Australian actress Cate Blanchett thinks there has been progress for female filmmakers at Cannes.
The 48-year-old actress' comments come amid criticism facing the festival, which this year only features three films directed by women in a line-up of 21, with New Zealand screenwriter Jane Campion still the only female filmmaker to have won the top prize, the Palme d'Or.
Speaking on the progress she's witnessed over the years, Cate said: "A few years ago there were only two [female directors in competition].
"The selection committee now has more women on board than in previous years, which will obviously change the lens through which the films are chosen.

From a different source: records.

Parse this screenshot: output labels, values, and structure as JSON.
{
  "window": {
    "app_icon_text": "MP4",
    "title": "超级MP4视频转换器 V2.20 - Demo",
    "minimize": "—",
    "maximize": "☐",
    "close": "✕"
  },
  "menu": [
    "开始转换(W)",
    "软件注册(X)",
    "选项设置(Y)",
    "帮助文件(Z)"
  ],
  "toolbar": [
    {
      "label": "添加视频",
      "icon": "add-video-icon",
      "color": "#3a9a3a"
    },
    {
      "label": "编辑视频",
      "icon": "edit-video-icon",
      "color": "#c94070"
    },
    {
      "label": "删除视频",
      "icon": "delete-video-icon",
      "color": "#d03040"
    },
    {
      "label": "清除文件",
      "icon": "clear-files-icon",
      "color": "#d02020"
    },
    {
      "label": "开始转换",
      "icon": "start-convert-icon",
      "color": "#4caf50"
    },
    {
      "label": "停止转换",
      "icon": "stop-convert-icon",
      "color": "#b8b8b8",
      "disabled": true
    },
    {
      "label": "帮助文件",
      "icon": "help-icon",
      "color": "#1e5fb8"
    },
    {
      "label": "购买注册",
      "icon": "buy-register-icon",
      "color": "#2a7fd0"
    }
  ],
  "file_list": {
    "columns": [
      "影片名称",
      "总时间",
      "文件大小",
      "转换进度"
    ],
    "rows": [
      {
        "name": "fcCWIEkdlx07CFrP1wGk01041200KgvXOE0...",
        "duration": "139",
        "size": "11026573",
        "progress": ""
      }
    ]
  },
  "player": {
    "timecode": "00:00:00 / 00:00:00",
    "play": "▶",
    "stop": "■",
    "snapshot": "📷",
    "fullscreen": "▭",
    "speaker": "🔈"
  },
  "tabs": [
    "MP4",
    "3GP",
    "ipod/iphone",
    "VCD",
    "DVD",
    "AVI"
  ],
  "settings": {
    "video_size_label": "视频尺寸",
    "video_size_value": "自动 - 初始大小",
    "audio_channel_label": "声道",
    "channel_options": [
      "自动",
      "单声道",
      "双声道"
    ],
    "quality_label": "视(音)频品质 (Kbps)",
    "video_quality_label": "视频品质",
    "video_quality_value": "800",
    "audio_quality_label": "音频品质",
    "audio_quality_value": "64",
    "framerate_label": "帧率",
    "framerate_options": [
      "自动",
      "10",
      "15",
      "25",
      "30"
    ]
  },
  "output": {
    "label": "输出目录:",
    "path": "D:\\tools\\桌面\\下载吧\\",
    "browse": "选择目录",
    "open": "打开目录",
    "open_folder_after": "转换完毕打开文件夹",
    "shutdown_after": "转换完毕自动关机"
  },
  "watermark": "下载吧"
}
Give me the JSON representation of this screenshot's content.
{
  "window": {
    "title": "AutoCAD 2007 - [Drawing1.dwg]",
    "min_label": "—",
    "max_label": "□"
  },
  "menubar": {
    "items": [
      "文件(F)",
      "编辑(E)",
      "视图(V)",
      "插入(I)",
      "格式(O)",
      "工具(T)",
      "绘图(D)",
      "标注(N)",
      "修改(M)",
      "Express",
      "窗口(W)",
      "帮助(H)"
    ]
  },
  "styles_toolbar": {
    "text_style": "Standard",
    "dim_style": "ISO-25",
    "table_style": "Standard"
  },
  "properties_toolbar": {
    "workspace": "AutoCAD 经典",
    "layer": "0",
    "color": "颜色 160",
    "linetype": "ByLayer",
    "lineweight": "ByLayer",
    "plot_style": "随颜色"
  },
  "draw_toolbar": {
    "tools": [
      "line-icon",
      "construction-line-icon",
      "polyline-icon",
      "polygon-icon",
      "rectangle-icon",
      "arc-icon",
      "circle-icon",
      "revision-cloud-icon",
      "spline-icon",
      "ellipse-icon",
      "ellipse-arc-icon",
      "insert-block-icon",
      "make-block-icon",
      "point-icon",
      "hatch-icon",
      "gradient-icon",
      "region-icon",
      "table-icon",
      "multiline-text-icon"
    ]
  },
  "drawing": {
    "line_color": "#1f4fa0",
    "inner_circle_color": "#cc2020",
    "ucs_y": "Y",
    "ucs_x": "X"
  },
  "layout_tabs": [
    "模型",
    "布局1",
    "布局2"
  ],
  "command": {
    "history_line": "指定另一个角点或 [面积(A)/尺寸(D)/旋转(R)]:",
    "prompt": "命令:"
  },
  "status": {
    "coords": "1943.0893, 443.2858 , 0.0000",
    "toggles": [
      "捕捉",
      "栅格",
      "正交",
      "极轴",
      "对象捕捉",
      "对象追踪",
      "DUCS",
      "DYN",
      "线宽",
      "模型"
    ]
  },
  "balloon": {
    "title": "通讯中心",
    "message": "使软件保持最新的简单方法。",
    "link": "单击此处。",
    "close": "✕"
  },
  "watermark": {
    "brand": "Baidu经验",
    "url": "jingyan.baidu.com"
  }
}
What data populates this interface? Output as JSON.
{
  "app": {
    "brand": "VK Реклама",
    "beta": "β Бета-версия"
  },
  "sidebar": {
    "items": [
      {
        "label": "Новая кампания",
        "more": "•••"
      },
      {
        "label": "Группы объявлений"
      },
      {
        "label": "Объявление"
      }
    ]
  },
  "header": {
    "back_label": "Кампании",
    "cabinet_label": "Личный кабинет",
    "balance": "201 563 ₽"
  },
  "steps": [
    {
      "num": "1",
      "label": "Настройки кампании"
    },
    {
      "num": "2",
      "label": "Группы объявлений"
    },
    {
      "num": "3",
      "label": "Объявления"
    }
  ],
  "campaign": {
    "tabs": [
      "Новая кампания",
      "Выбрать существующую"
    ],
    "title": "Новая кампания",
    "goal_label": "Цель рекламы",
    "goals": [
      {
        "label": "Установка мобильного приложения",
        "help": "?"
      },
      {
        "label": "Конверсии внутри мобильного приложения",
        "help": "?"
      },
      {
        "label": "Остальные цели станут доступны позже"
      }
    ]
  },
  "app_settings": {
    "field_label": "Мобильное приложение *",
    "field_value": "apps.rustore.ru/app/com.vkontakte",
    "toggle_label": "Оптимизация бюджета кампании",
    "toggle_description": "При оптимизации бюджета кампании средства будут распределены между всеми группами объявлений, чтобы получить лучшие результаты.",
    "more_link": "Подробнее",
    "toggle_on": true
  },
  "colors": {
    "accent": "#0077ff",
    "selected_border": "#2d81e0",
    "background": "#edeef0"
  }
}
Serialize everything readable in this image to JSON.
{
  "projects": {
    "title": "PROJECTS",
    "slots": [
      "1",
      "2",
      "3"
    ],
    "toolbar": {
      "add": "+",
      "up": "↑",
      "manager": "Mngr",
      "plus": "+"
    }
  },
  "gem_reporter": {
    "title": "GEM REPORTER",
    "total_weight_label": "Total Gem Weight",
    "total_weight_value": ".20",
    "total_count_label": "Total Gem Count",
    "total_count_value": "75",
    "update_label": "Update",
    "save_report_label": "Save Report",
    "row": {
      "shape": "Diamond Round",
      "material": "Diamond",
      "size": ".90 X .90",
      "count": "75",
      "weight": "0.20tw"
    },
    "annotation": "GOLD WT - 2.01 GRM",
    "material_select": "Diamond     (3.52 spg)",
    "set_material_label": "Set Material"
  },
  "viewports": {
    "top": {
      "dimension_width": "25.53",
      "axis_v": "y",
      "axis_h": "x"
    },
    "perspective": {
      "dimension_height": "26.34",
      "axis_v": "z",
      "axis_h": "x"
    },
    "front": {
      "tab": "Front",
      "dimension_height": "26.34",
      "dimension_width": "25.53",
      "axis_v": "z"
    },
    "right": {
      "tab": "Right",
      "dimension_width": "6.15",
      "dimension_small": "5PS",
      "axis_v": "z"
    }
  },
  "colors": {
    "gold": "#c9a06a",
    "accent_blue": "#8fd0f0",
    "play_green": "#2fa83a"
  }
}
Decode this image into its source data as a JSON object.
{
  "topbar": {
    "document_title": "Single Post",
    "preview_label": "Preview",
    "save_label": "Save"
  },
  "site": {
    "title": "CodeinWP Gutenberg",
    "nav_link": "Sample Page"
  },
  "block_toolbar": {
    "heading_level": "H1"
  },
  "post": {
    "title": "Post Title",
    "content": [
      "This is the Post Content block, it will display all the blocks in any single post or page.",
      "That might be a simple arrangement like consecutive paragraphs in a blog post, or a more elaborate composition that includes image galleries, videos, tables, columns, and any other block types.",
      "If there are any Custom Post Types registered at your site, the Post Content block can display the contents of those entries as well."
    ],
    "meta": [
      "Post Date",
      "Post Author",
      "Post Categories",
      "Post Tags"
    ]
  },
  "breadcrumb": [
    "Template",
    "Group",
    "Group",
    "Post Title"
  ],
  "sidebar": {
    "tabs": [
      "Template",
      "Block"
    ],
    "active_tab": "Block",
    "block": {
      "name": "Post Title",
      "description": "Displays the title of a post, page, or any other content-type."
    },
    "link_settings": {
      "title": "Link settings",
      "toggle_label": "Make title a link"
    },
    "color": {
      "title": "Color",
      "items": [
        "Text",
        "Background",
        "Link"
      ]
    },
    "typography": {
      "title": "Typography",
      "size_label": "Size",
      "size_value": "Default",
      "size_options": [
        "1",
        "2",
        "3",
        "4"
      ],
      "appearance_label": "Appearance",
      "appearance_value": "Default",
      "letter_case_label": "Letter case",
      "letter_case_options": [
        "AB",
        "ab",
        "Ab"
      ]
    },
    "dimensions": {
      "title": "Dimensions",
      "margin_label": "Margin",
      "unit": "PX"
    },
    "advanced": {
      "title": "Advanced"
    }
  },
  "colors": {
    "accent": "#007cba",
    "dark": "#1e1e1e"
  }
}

But these things are not going to happen overnight."
However, the Hollywood star - who is the chair of the Cannes jury at this year's festival - admitted that she would like to see more progress going forwards.
She shared: "Would I like to see more women in competition? Absolutely. Do I expect and hope that that's going to happen in the future? I hope so. But we're dealing with what we have this year, and our role in the next almost two weeks is to deal with what is in front of us."
The 'Notes on a Scandal' actress also explained how the film industry as a whole could move forward in regards to tackling gender inequality.
She revealed that significant change would only "take place through specific actions, not generalisations, and not through pontification. It's addressing the gender gap and it's addressing the racial diversity, and equality and the way that we make the work."